> [Data provided]:
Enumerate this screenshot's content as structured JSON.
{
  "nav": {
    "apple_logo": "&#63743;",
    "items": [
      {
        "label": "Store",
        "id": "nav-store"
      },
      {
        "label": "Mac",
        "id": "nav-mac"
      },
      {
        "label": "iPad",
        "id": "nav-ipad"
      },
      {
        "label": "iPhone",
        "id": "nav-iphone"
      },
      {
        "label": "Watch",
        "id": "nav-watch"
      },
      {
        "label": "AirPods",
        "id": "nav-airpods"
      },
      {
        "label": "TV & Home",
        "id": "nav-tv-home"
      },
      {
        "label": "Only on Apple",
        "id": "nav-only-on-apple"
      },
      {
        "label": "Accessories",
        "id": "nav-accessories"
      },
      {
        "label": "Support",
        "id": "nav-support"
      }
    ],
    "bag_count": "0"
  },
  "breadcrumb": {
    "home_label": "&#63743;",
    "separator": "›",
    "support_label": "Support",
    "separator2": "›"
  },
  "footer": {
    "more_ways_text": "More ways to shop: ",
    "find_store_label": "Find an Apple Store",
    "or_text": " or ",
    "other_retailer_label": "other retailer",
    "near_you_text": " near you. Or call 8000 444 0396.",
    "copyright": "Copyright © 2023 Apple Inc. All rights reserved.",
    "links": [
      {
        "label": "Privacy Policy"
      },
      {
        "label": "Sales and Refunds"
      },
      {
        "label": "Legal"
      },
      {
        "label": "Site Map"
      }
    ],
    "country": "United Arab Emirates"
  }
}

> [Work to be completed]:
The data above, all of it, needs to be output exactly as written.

> [Response area]:
Enumerate this screenshot's content as structured JSON.
{
  "nav": {
    "apple_logo": "&#63743;",
    "items": [
      {
        "label": "Store",
        "id": "nav-store"
      },
      {
        "label": "Mac",
        "id": "nav-mac"
      },
      {
        "label": "iPad",
        "id": "nav-ipad"
      },
      {
        "label": "iPhone",
        "id": "nav-iphone"
      },
      {
        "label": "Watch",
        "id": "nav-watch"
      },
      {
        "label": "AirPods",
        "id": "nav-airpods"
      },
      {
        "label": "TV & Home",
        "id": "nav-tv-home"
      },
      {
        "label": "Only on Apple",
        "id": "nav-only-on-apple"
      },
      {
        "label": "Accessories",
        "id": "nav-accessories"
      },
      {
        "label": "Support",
        "id": "nav-support"
      }
    ],
    "bag_count": "0"
  },
  "breadcrumb": {
    "home_label": "&#63743;",
    "separator": "›",
    "support_label": "Support",
    "separator2": "›"
  },
  "footer": {
    "more_ways_text": "More ways to shop: ",
    "find_store_label": "Find an Apple Store",
    "or_text": " or ",
    "other_retailer_label": "other retailer",
    "near_you_text": " near you. Or call 8000 444 0396.",
    "copyright": "Copyright © 2023 Apple Inc. All rights reserved.",
    "links": [
      {
        "label": "Privacy Policy"
      },
      {
        "label": "Sales and Refunds"
      },
      {
        "label": "Legal"
      },
      {
        "label": "Site Map"
      }
    ],
    "country": "United Arab Emirates"
  }
}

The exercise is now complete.